Dataset rows describing interfaces:

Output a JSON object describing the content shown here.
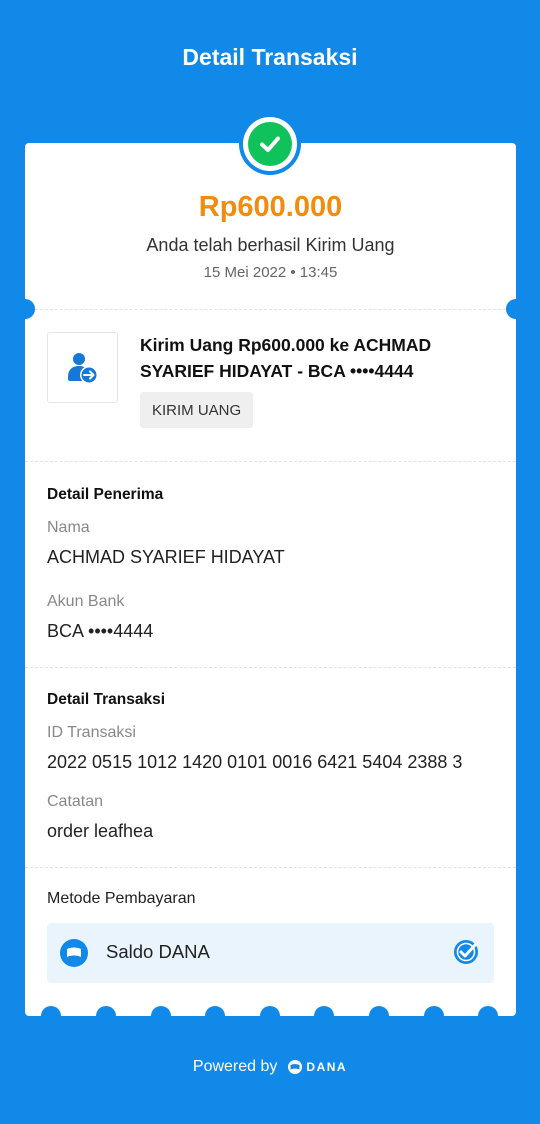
{
  "header": {
    "title": "Detail Transaksi"
  },
  "summary": {
    "amount": "Rp600.000",
    "status_text": "Anda telah berhasil Kirim Uang",
    "datetime": "15 Mei 2022 • 13:45"
  },
  "transaction": {
    "title": "Kirim Uang Rp600.000 ke ACHMAD SYARIEF HIDAYAT - BCA ••••4444",
    "category_badge": "KIRIM UANG",
    "icon": "send-money-icon"
  },
  "recipient": {
    "section_title": "Detail Penerima",
    "name_label": "Nama",
    "name_value": "ACHMAD SYARIEF HIDAYAT",
    "bank_label": "Akun Bank",
    "bank_value": "BCA ••••4444"
  },
  "details": {
    "section_title": "Detail Transaksi",
    "id_label": "ID Transaksi",
    "id_value": "2022 0515 1012 1420 0101 0016 6421 5404 2388 3",
    "note_label": "Catatan",
    "note_value": "order leafhea"
  },
  "payment": {
    "label": "Metode Pembayaran",
    "method": "Saldo DANA"
  },
  "footer": {
    "powered_by": "Powered by",
    "brand": "DANA"
  },
  "colors": {
    "primary_blue": "#1189E8",
    "amount_orange": "#F08C10",
    "success_green": "#10C25A"
  }
}
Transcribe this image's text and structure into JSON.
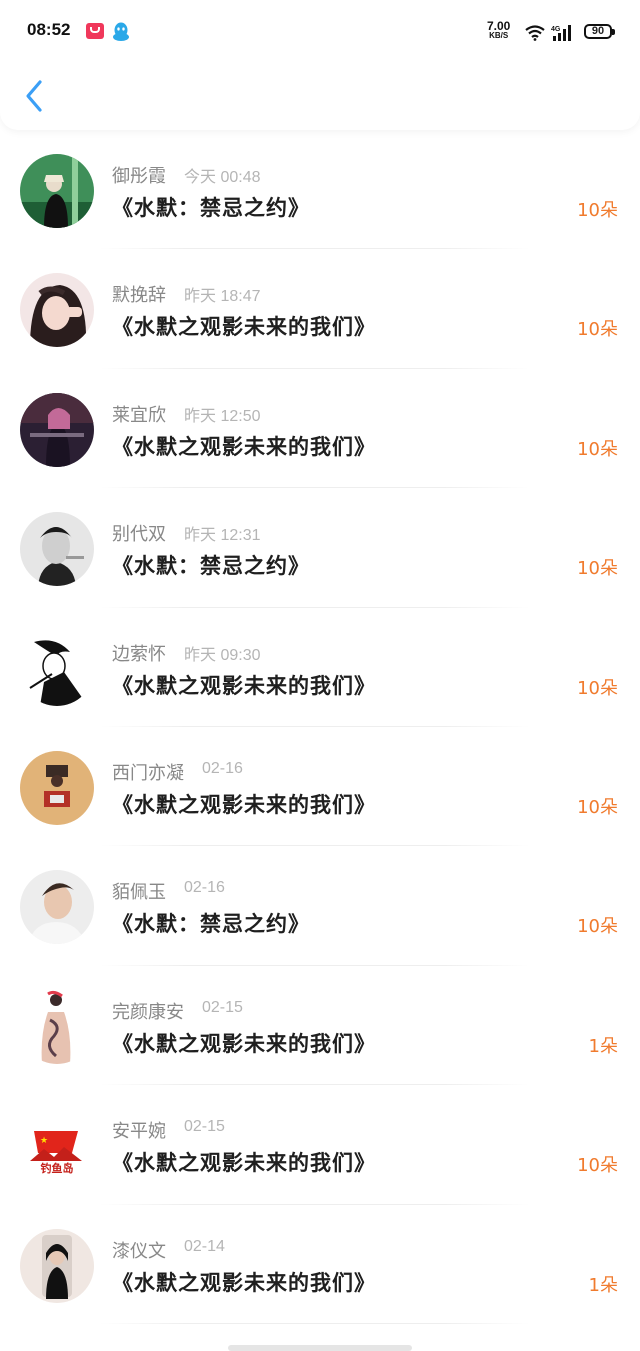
{
  "status": {
    "time": "08:52",
    "speed_value": "7.00",
    "speed_unit": "KB/S",
    "network": "4G",
    "battery": "90"
  },
  "colors": {
    "accent_blue": "#3b9ff6",
    "amount_orange": "#f07b2e"
  },
  "icons": {
    "back": "chevron-left-icon",
    "qq": "qq-penguin-icon"
  },
  "records": [
    {
      "name": "御彤霞",
      "time": "今天 00:48",
      "title": "《水默：禁忌之约》",
      "amount": "10朵"
    },
    {
      "name": "默挽辞",
      "time": "昨天 18:47",
      "title": "《水默之观影未来的我们》",
      "amount": "10朵"
    },
    {
      "name": "莱宜欣",
      "time": "昨天 12:50",
      "title": "《水默之观影未来的我们》",
      "amount": "10朵"
    },
    {
      "name": "别代双",
      "time": "昨天 12:31",
      "title": "《水默：禁忌之约》",
      "amount": "10朵"
    },
    {
      "name": "边萦怀",
      "time": "昨天 09:30",
      "title": "《水默之观影未来的我们》",
      "amount": "10朵"
    },
    {
      "name": "西门亦凝",
      "time": "02-16",
      "title": "《水默之观影未来的我们》",
      "amount": "10朵"
    },
    {
      "name": "貊佩玉",
      "time": "02-16",
      "title": "《水默：禁忌之约》",
      "amount": "10朵"
    },
    {
      "name": "完颜康安",
      "time": "02-15",
      "title": "《水默之观影未来的我们》",
      "amount": "1朵"
    },
    {
      "name": "安平婉",
      "time": "02-15",
      "title": "《水默之观影未来的我们》",
      "amount": "10朵"
    },
    {
      "name": "漆仪文",
      "time": "02-14",
      "title": "《水默之观影未来的我们》",
      "amount": "1朵"
    }
  ]
}
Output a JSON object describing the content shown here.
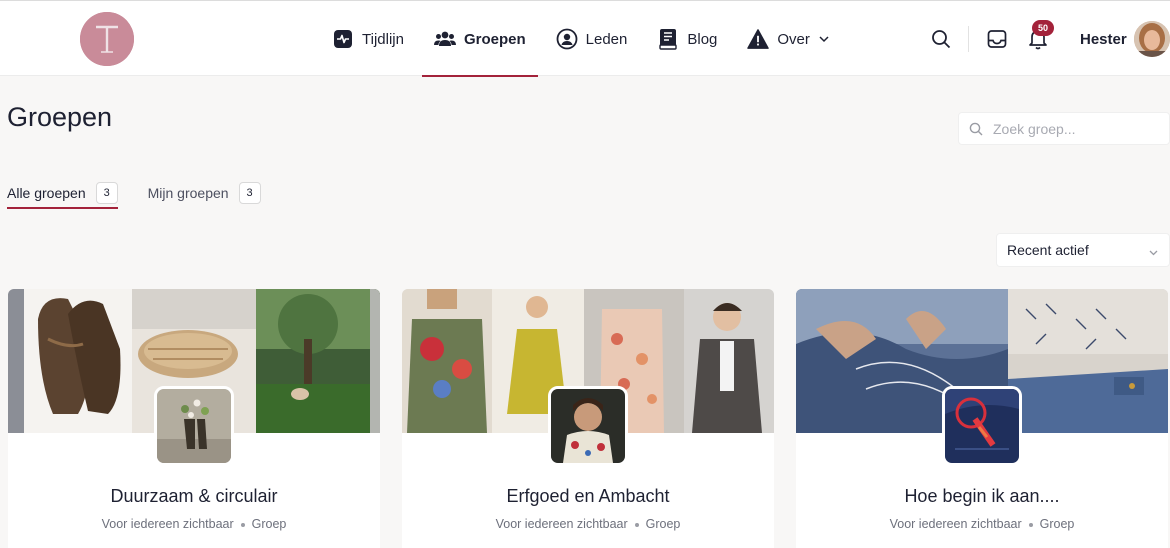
{
  "brand": {
    "logo_letter": "T"
  },
  "nav": {
    "items": [
      {
        "label": "Tijdlijn",
        "icon": "activity-icon",
        "active": false
      },
      {
        "label": "Groepen",
        "icon": "users-icon",
        "active": true
      },
      {
        "label": "Leden",
        "icon": "user-circle-icon",
        "active": false
      },
      {
        "label": "Blog",
        "icon": "book-icon",
        "active": false
      },
      {
        "label": "Over",
        "icon": "warning-icon",
        "active": false
      }
    ]
  },
  "header": {
    "notifications_count": "50",
    "user_name": "Hester"
  },
  "page": {
    "title": "Groepen",
    "search_placeholder": "Zoek groep...",
    "sort_label": "Recent actief"
  },
  "tabs": [
    {
      "label": "Alle groepen",
      "count": "3",
      "active": true
    },
    {
      "label": "Mijn groepen",
      "count": "3",
      "active": false
    }
  ],
  "groups": [
    {
      "title": "Duurzaam & circulair",
      "visibility": "Voor iedereen zichtbaar",
      "type": "Groep"
    },
    {
      "title": "Erfgoed en Ambacht",
      "visibility": "Voor iedereen zichtbaar",
      "type": "Groep"
    },
    {
      "title": "Hoe begin ik aan....",
      "visibility": "Voor iedereen zichtbaar",
      "type": "Groep"
    }
  ],
  "colors": {
    "accent": "#a3223a",
    "logo_bg": "#c98b99",
    "page_bg": "#f8f7f6",
    "text": "#1e2132"
  }
}
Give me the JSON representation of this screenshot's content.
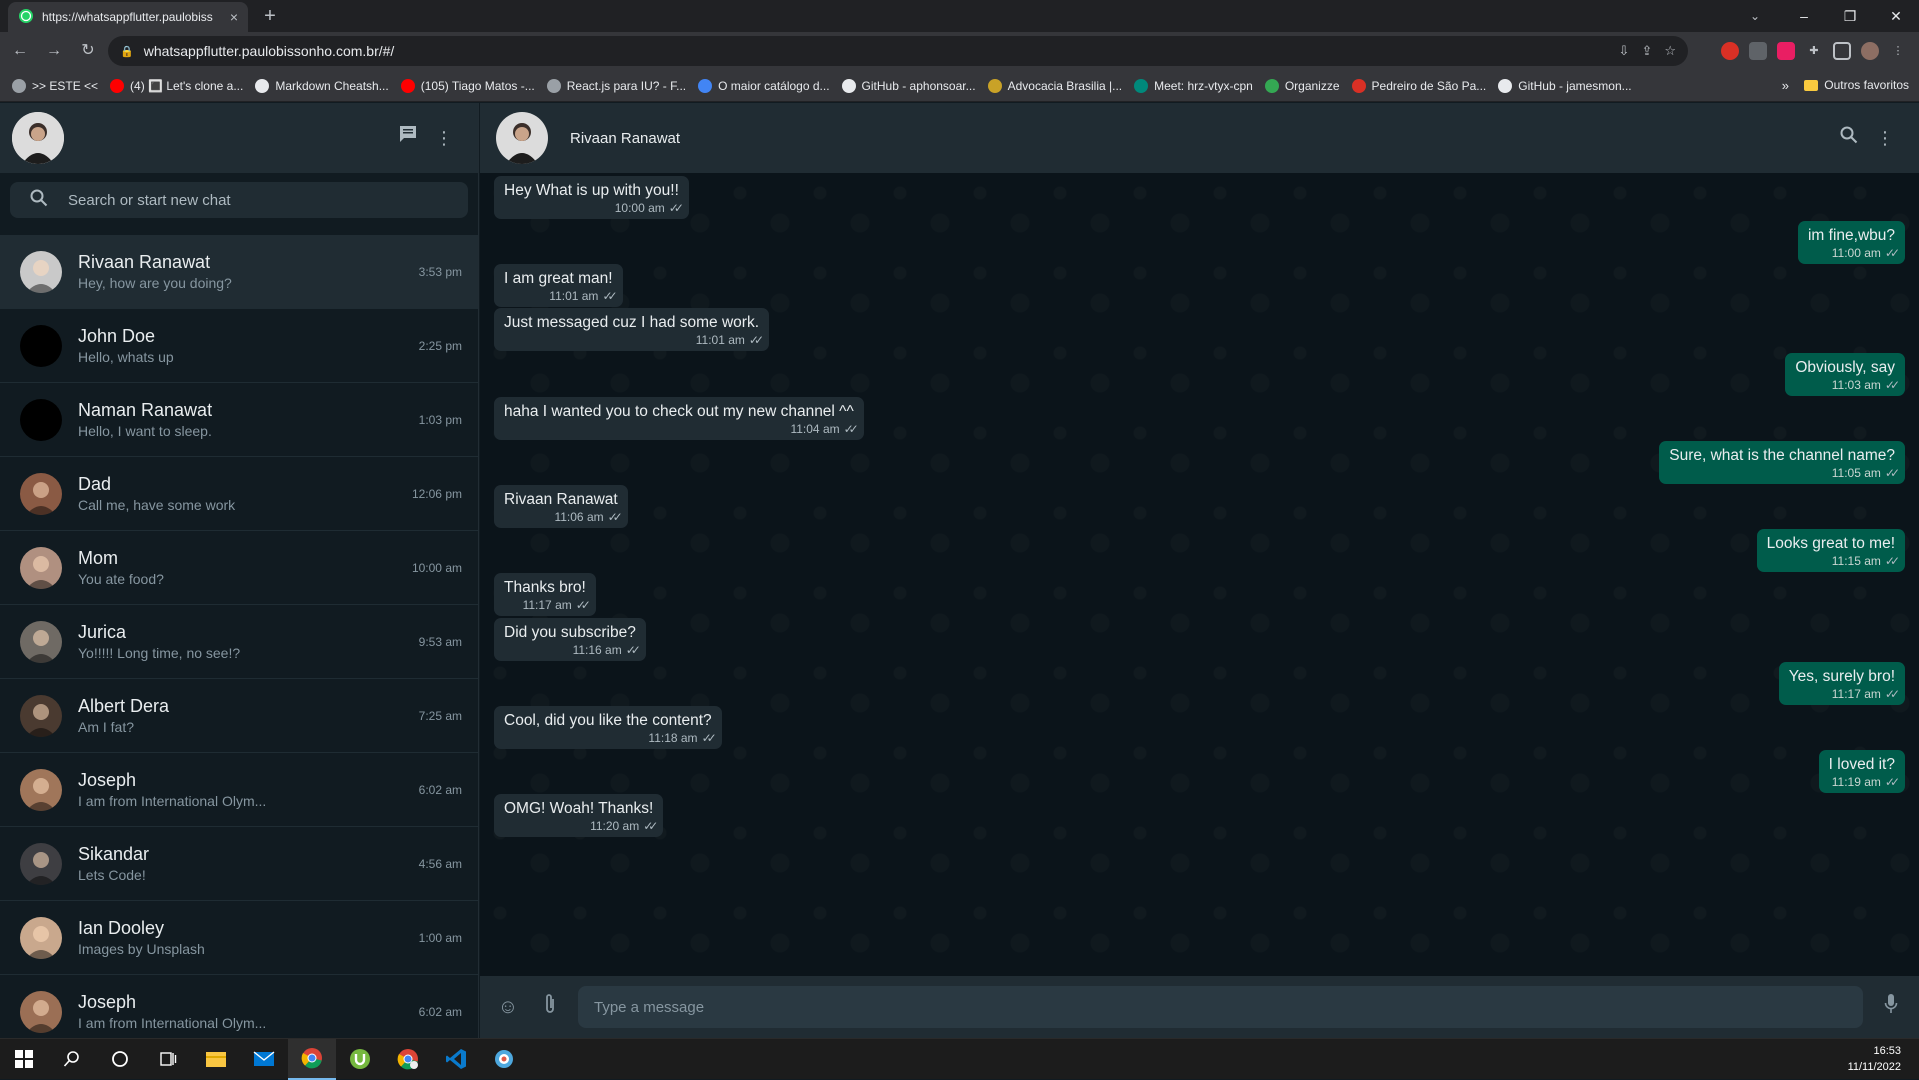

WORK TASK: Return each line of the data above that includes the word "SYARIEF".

OUTPUT BELOW:
    "title": "Kirim Uang Rp600.000 ke ACHMAD SYARIEF HIDAYAT - BCA ••••4444",
    "name_value": "ACHMAD SYARIEF HIDAYAT",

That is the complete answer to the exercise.